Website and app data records
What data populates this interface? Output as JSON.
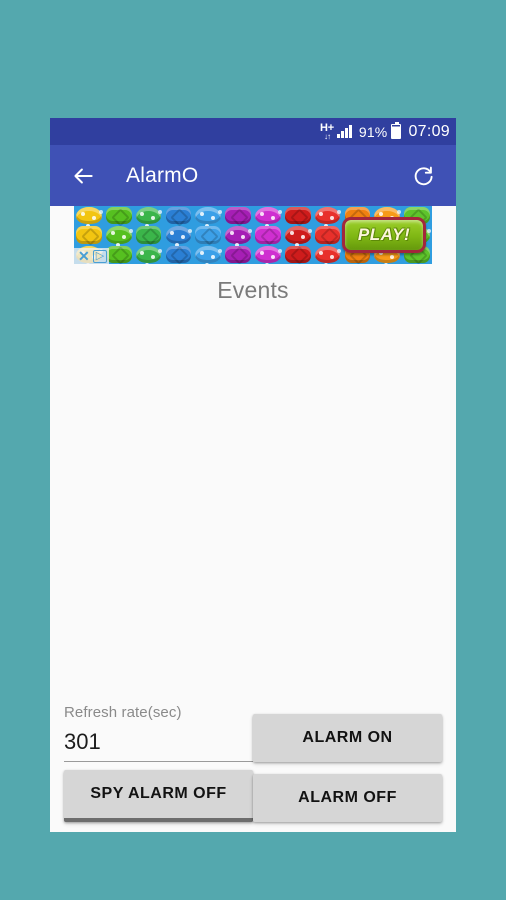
{
  "background_color": "#54a8ae",
  "status_bar": {
    "network_type": "H+",
    "network_arrows": "↓↑",
    "signal_icon": "signal-bars-icon",
    "battery_percent": "91%",
    "battery_icon": "battery-icon",
    "clock": "07:09",
    "background_color": "#303f9f"
  },
  "app_bar": {
    "back_icon": "back-arrow-icon",
    "title": "AlarmO",
    "refresh_icon": "refresh-icon",
    "background_color": "#3f51b5"
  },
  "ad": {
    "play_label": "PLAY!",
    "close_glyph": "✕",
    "info_glyph": "▷",
    "tile_colors": [
      [
        "#f2c511",
        "#f2c511",
        "#f2c511"
      ],
      [
        "#56c020",
        "#56c020",
        "#56c020"
      ],
      [
        "#3bb54a",
        "#3bb54a",
        "#3bb54a"
      ],
      [
        "#2b7fd4",
        "#2b7fd4",
        "#2b7fd4"
      ],
      [
        "#3ca0e8",
        "#3ca0e8",
        "#3ca0e8"
      ],
      [
        "#a61fb5",
        "#a61fb5",
        "#a61fb5"
      ],
      [
        "#cf2fd0",
        "#cf2fd0",
        "#cf2fd0"
      ],
      [
        "#cf1c1c",
        "#cf1c1c",
        "#cf1c1c"
      ],
      [
        "#e8302b",
        "#e8302b",
        "#e8302b"
      ],
      [
        "#f08010",
        "#f08010",
        "#f08010"
      ],
      [
        "#f79a18",
        "#f79a18",
        "#f79a18"
      ],
      [
        "#5ec42b",
        "#5ec42b",
        "#5ec42b"
      ]
    ]
  },
  "content": {
    "events_title": "Events"
  },
  "controls": {
    "refresh_rate_label": "Refresh rate(sec)",
    "refresh_rate_value": "301",
    "refresh_rate_placeholder": "",
    "alarm_on_label": "ALARM ON",
    "alarm_off_label": "ALARM OFF",
    "spy_alarm_off_label": "SPY ALARM OFF",
    "button_color": "#d6d6d6"
  }
}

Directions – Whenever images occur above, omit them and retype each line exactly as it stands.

Result of the task –
What data populates this interface? Output as JSON.
{
  "background_color": "#54a8ae",
  "status_bar": {
    "network_type": "H+",
    "network_arrows": "↓↑",
    "signal_icon": "signal-bars-icon",
    "battery_percent": "91%",
    "battery_icon": "battery-icon",
    "clock": "07:09",
    "background_color": "#303f9f"
  },
  "app_bar": {
    "back_icon": "back-arrow-icon",
    "title": "AlarmO",
    "refresh_icon": "refresh-icon",
    "background_color": "#3f51b5"
  },
  "ad": {
    "play_label": "PLAY!",
    "close_glyph": "✕",
    "info_glyph": "▷",
    "tile_colors": [
      [
        "#f2c511",
        "#f2c511",
        "#f2c511"
      ],
      [
        "#56c020",
        "#56c020",
        "#56c020"
      ],
      [
        "#3bb54a",
        "#3bb54a",
        "#3bb54a"
      ],
      [
        "#2b7fd4",
        "#2b7fd4",
        "#2b7fd4"
      ],
      [
        "#3ca0e8",
        "#3ca0e8",
        "#3ca0e8"
      ],
      [
        "#a61fb5",
        "#a61fb5",
        "#a61fb5"
      ],
      [
        "#cf2fd0",
        "#cf2fd0",
        "#cf2fd0"
      ],
      [
        "#cf1c1c",
        "#cf1c1c",
        "#cf1c1c"
      ],
      [
        "#e8302b",
        "#e8302b",
        "#e8302b"
      ],
      [
        "#f08010",
        "#f08010",
        "#f08010"
      ],
      [
        "#f79a18",
        "#f79a18",
        "#f79a18"
      ],
      [
        "#5ec42b",
        "#5ec42b",
        "#5ec42b"
      ]
    ]
  },
  "content": {
    "events_title": "Events"
  },
  "controls": {
    "refresh_rate_label": "Refresh rate(sec)",
    "refresh_rate_value": "301",
    "refresh_rate_placeholder": "",
    "alarm_on_label": "ALARM ON",
    "alarm_off_label": "ALARM OFF",
    "spy_alarm_off_label": "SPY ALARM OFF",
    "button_color": "#d6d6d6"
  }
}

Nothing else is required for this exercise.